Jimmy Palmiotti and Amanda Connor will be writing the series. They have some history with taking an overly sexualized DC character and giving her some personality after they pulled off the trick with Power Girl back in the mid-2000s. In that short-lived but critically acclaimed series, they brought a sense of humor and some modern sensibility to a character that had become known only for her cleavage. Harley Quinn is a different kind of character, and it looks like Palmiotti and Connor will play up the humor but steer clear of reality. This issue frequently breaks the fourth wall with characters and comic creators interacting on the page.
Written by Jimmy Palmiotti and Amanda Conner; art by various
By Richard Sala
Venerable comics publisher Fantagraphics made news last week by launching a Kickstarter to crowd fund their next season of books to stay afloat. They easily reached their goal within a week in what may end up being a game changer in terms of the public perception of publishers using Kickstarter to offset some of their risk. It was an unexpected move for Fantagraphics, a publisher more associated with reprinting classic comic strips than actively engaging in modern Internet-related networks.
This week they've made another unexpected first. At the urging of cartoonist Richard Sala, they are releasing his latest comic as a "digital first" release through Comixology before it is available in print. Sala is a veteran of the comics industry (as well as animation) having gotten his start back in Art Spiegelman's RAW magazine in the '80s. He has a number of horror and mystery graphic novels to his name such as Peculia and Delphine. His whimsical, almost children's-book drawing style, mixed with black humor and frightening violence, has influenced many of today's up and coming artists such as Emily Carroll.
In Violenzia, Sala introduces a new female heroine who stoically disrupts ritualistic sacrifices and Appalachian meth labs with two handguns and an endless supply of bullets. The violence is mostly bloodless but with a Tarantino-level body count. It's a light read and a nice low cost entry into discovering Sala's work.
By Jed McGowan
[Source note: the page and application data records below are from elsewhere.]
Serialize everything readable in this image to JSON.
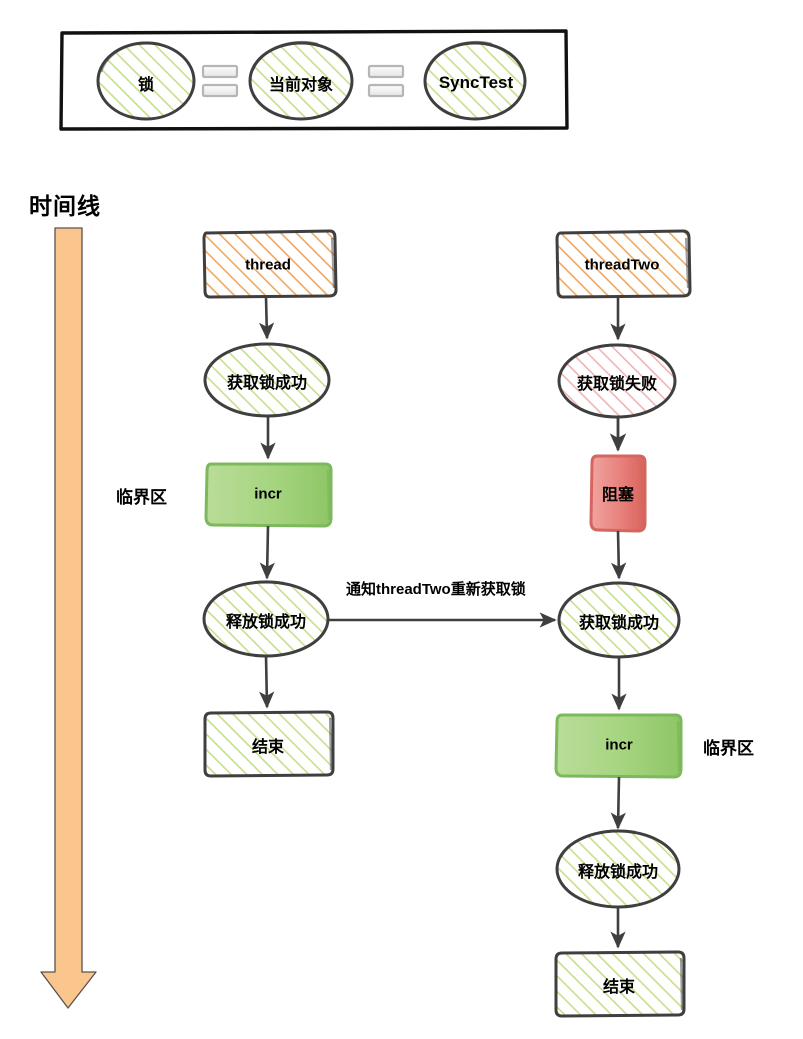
{
  "legend": {
    "items": [
      {
        "id": "lock",
        "label": "锁",
        "fill": "green-hatch"
      },
      {
        "id": "equals-1",
        "label": "=",
        "fill": "equals"
      },
      {
        "id": "current-object",
        "label": "当前对象",
        "fill": "green-hatch"
      },
      {
        "id": "equals-2",
        "label": "=",
        "fill": "equals"
      },
      {
        "id": "sync-test",
        "label": "SyncTest",
        "fill": "green-hatch"
      }
    ]
  },
  "timeline": {
    "label": "时间线",
    "arrow_color": "#fac68e"
  },
  "annotations": {
    "critical_section_left": "临界区",
    "critical_section_right": "临界区",
    "notify_edge": "通知threadTwo重新获取锁"
  },
  "colors": {
    "stroke": "#3f3f3f",
    "orange_hatch": "#f0a860",
    "green_hatch": "#c5e08a",
    "pink_hatch": "#f0b4b4",
    "green_solid": "#9ed37a",
    "red_solid": "#e4736d",
    "timeline_arrow": "#fac68e",
    "legend_border": "#111111"
  },
  "threads": {
    "left": {
      "name": "thread",
      "nodes": [
        {
          "id": "thread-start",
          "label": "thread",
          "shape": "box",
          "fill": "orange-hatch"
        },
        {
          "id": "acquire-lock-success",
          "label": "获取锁成功",
          "shape": "ellipse",
          "fill": "green-hatch"
        },
        {
          "id": "incr",
          "label": "incr",
          "shape": "box",
          "fill": "green-solid"
        },
        {
          "id": "release-lock-success",
          "label": "释放锁成功",
          "shape": "ellipse",
          "fill": "green-hatch"
        },
        {
          "id": "end",
          "label": "结束",
          "shape": "box",
          "fill": "green-hatch"
        }
      ]
    },
    "right": {
      "name": "threadTwo",
      "nodes": [
        {
          "id": "threadtwo-start",
          "label": "threadTwo",
          "shape": "box",
          "fill": "orange-hatch"
        },
        {
          "id": "acquire-lock-fail",
          "label": "获取锁失败",
          "shape": "ellipse",
          "fill": "pink-hatch"
        },
        {
          "id": "blocked",
          "label": "阻塞",
          "shape": "box",
          "fill": "red-solid"
        },
        {
          "id": "acquire-lock-success",
          "label": "获取锁成功",
          "shape": "ellipse",
          "fill": "green-hatch"
        },
        {
          "id": "incr",
          "label": "incr",
          "shape": "box",
          "fill": "green-solid"
        },
        {
          "id": "release-lock-success",
          "label": "释放锁成功",
          "shape": "ellipse",
          "fill": "green-hatch"
        },
        {
          "id": "end",
          "label": "结束",
          "shape": "box",
          "fill": "green-hatch"
        }
      ]
    }
  }
}
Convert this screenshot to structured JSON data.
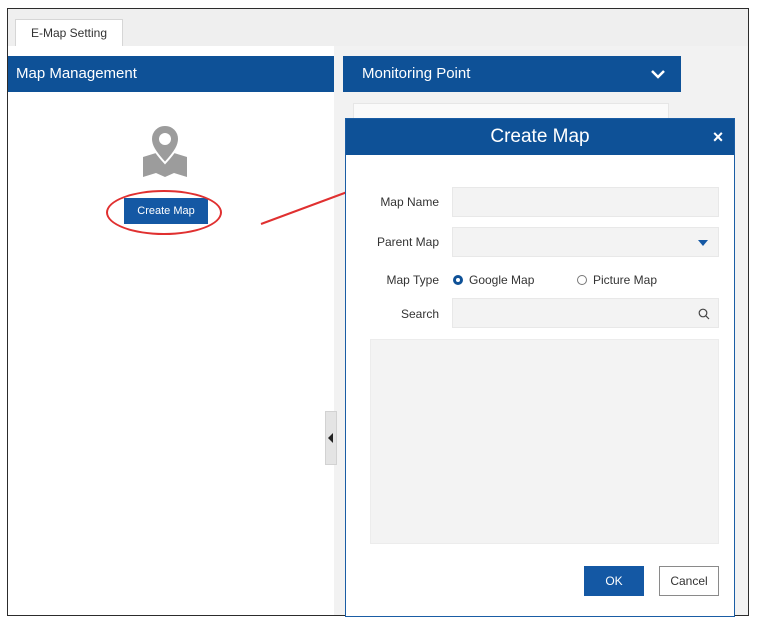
{
  "tabs": [
    {
      "label": "E-Map Setting"
    }
  ],
  "map_management": {
    "title": "Map Management",
    "create_button": "Create Map",
    "icon": "map-pin-icon"
  },
  "monitoring_point": {
    "title": "Monitoring Point",
    "toggle_icon": "chevron-down-icon"
  },
  "create_map_dialog": {
    "title": "Create Map",
    "close_label": "×",
    "map_name": {
      "label": "Map Name",
      "value": ""
    },
    "parent_map": {
      "label": "Parent Map",
      "value": ""
    },
    "map_type": {
      "label": "Map Type",
      "options": [
        {
          "label": "Google Map",
          "selected": true
        },
        {
          "label": "Picture Map",
          "selected": false
        }
      ]
    },
    "search": {
      "label": "Search",
      "value": ""
    },
    "ok_label": "OK",
    "cancel_label": "Cancel"
  },
  "colors": {
    "header_blue": "#0e5197",
    "button_blue": "#1458a4",
    "annotation_red": "#e03030"
  }
}
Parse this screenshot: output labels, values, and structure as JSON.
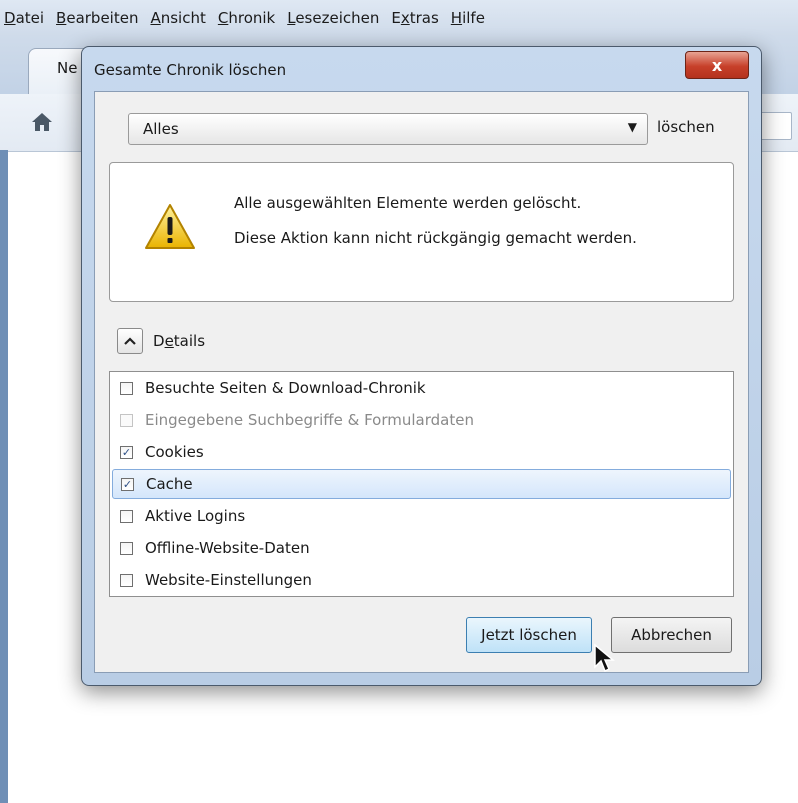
{
  "menubar": {
    "items": [
      {
        "pre": "",
        "ul": "D",
        "post": "atei"
      },
      {
        "pre": "",
        "ul": "B",
        "post": "earbeiten"
      },
      {
        "pre": "",
        "ul": "A",
        "post": "nsicht"
      },
      {
        "pre": "",
        "ul": "C",
        "post": "hronik"
      },
      {
        "pre": "",
        "ul": "L",
        "post": "esezeichen"
      },
      {
        "pre": "E",
        "ul": "x",
        "post": "tras"
      },
      {
        "pre": "",
        "ul": "H",
        "post": "ilfe"
      }
    ]
  },
  "browser": {
    "tab_label": "Ne"
  },
  "dialog": {
    "title": "Gesamte Chronik löschen",
    "close_label": "x",
    "range_value": "Alles",
    "range_suffix": "löschen",
    "warning_line1": "Alle ausgewählten Elemente werden gelöscht.",
    "warning_line2": "Diese Aktion kann nicht rückgängig gemacht werden.",
    "details_pre": "D",
    "details_ul": "e",
    "details_post": "tails",
    "items": [
      {
        "label": "Besuchte Seiten & Download-Chronik",
        "checked": false,
        "enabled": true,
        "selected": false
      },
      {
        "label": "Eingegebene Suchbegriffe & Formulardaten",
        "checked": false,
        "enabled": false,
        "selected": false
      },
      {
        "label": "Cookies",
        "checked": true,
        "enabled": true,
        "selected": false
      },
      {
        "label": "Cache",
        "checked": true,
        "enabled": true,
        "selected": true
      },
      {
        "label": "Aktive Logins",
        "checked": false,
        "enabled": true,
        "selected": false
      },
      {
        "label": "Offline-Website-Daten",
        "checked": false,
        "enabled": true,
        "selected": false
      },
      {
        "label": "Website-Einstellungen",
        "checked": false,
        "enabled": true,
        "selected": false
      }
    ],
    "confirm_label": "Jetzt löschen",
    "cancel_label": "Abbrechen"
  },
  "colors": {
    "selection_bg": "#d4e6fb",
    "close_button": "#c7402a",
    "warning_yellow": "#f5c400"
  }
}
Jed McGowan released a new webcomic this week called simply "Hawaii" that tackles the "life story" of the islands, beginning with their volcanic birth at the bottom of the ocean 500,000 years ago and ending with their last rocky remains crumbling back into the sea 20,000,000 years from now. It's a wordless and wonderful exploration of geographic cycles at an extreme macro level.
McGowan describes himself as a "science nerd." Not only did the depiction of what happens when a volcanic island is formed appeal to him, but the way he has depicted it is a visual homage to "pre-digital age" science illustrations from the mid-20th century. While scrolling through the panels of the comic on his website, you get the feeling that you are looking at scans from an old magazine or text book from the 1950s. He achieved this look by drawing in charcoal on paper and then digitally coloring and manipulating the image. The effect makes it feel both retro and brand new at the same time. Perhaps because the subject is such a classic tourist destination, I also got the feeling of looking at an old travel brochure despite the fact that human life makes only the barest of cameo appearances in these pictures.
You can read "Hawaii" on McGowan's website where he also has some of his previous comics for sale, including his graphic novel Lone Pine which won a prestigious Xeric Grant in 2010. You can also read his webcomic called "Voyager" from earlier this year, where you can see he first worked out some of the techniques and themes he plays with in "Hawaii."